Transfering Schools, Transferring Your Life

By Irene Marie Cruz

Being the new kid on the block is never easy. It doesn’t matter if you’re in the 3rd grade or in your third year of college. Change can be one of the hardest things to deal with. Lauren Pyle, a transfer student from Irvine Valley College, Coastline College and Golden West College has experienced an educational path unique to most of us: being home-schooled from kindergarten through high school, going to community college and then transferring to UC Irvine. The thing is, she doesn’t see her challenges as something to keep her down. She sees them as things to help her learn and grow.

Pyle was admitted to UC Irvine in fall 2011, and she is currently studying literary journalism. Of course, growing up as a home-schooled child has its differences.

“I was really sheltered. [College] is out in the world and I’m encountering a bunch of new people. But being sheltered and being taught by my parents actually prepared me to be able to get out into the ‘real world’ and be able to stand on my own two feet – knowing who I am and what I believe,” she said.

Although many people stereotype home-schooled kids as  “lonely, introverted individuals,” Lauren never seemed to have an issue with her social life. She never had a problem making friends and was always one for a bright conversation.

Adjusting from life in community college to life at a big university held its own difficulties. Coming to a new school and not knowing people can be a scary thought, especially for a campus as big as UC Irvine.

“The first two weeks I had to use a map every time,” she said. In addition, there are fewer transfer students than admitted first-years. “I feel like a minority, but I also feel like the school does a lot to help transfers adjust,” Pyle said.

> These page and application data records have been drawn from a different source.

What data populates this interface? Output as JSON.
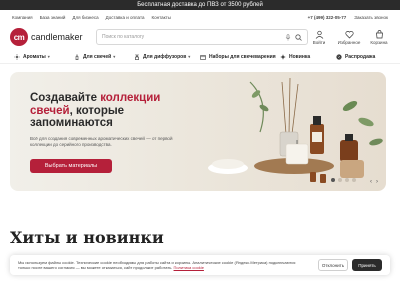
{
  "promo": {
    "text": "Бесплатная доставка до ПВЗ от 3500 рублей"
  },
  "topbar": {
    "links": [
      "Компания",
      "База знаний",
      "Для бизнеса",
      "Доставка и оплата",
      "Контакты"
    ],
    "phone": "+7 (499) 322-05-77",
    "callback": "Заказать звонок"
  },
  "header": {
    "logo_mark": "cm",
    "logo_text": "candlemaker",
    "search_placeholder": "Поиск по каталогу",
    "icons": [
      {
        "name": "user-icon",
        "label": "Войти"
      },
      {
        "name": "heart-icon",
        "label": "Избранное"
      },
      {
        "name": "cart-icon",
        "label": "Корзина"
      }
    ]
  },
  "categories": [
    {
      "label": "Ароматы",
      "icon": "aroma-icon"
    },
    {
      "label": "Для свечей",
      "icon": "candle-icon"
    },
    {
      "label": "Для диффузоров",
      "icon": "diffuser-icon"
    },
    {
      "label": "Наборы для свечеварения",
      "icon": "box-icon"
    },
    {
      "label": "Новинка",
      "icon": "sparkle-icon"
    },
    {
      "label": "Распродажа",
      "icon": "percent-icon"
    }
  ],
  "hero": {
    "title_line1": "Создавайте ",
    "title_accent": "коллекции свечей",
    "title_line2": ", которые запоминаются",
    "subtitle": "Всё для создания современных ароматических свечей — от первой коллекции до серийного производства.",
    "button": "Выбрать материалы",
    "slides": 4,
    "active_slide": 1,
    "accent_color": "#b5203a"
  },
  "section": {
    "title": "Хиты и новинки",
    "chevron": "›"
  },
  "cookie": {
    "text": "Мы используем файлы cookie. Технические cookie необходимы для работы сайта и корзины. Аналитические cookie (Яндекс.Метрика) подключаются только после вашего согласия — вы можете отказаться, сайт продолжит работать.",
    "link": "Политика cookie",
    "decline": "Отклонить",
    "accept": "Принять"
  }
}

In fact, there are a few programs at UC Irvine that support the transfer community. UCI offers Transfer Success, which is meant to parallel the freshman orientation held throughout the summer. Its purpose is to expose transfer students to the culture, resources and services on campus. Transfer Success embraces the transfer community and strives to make the shift to UCI as easy and enjoyable as possible. Other designated programs are the Transfer Student Seminar, which introduces intellectual discussions with peers and professors, and the Transfer Services Counseling Program, which offers counseling and help with campus resources.

Pyle first attended community college in order to decide what major to pursue and complete general education requirements in the process. Expectations from professors differ between UCI and community college, however.

“Overall, teachers were generally easier at IVC in that they assigned less and writing standards were definitely lower. My guess is that an ‘A’ paper at the community college level would be a ‘B’ at UCI,” she said.

Even the pace of academics differ greatly. Switching from a semester system to a quarter system definitely had its drawbacks.

“On the semester system, I felt like I could take breathers,” she said. “Once the quarter started I had to adjust. The pressure forced me to do what I had to do”.

A change in class format was also difficult for the former home-schooled student.

“I have a hard time sitting through lectures. It gets hard for me to sit still,” Lauren said.

Despite problems that arose from the transition process, Pyle enjoys being a part of the UC Irvine family.

UC Irvine has a multitude of opportunities that differ from community colleges. Pyle hopes to look into programs such as the Equestrian Club or intramural soccer.

“So far, UCI has been a great experience for me.  The classes are challenging but rewarding the people I have encountered are largely very friendly and helpful and the campus is beautiful. I am looking forward to spending my next two years learning and growing in this fun and supportive learning environment.”

I guess the new kid on the block is more than ready to become an Anteater.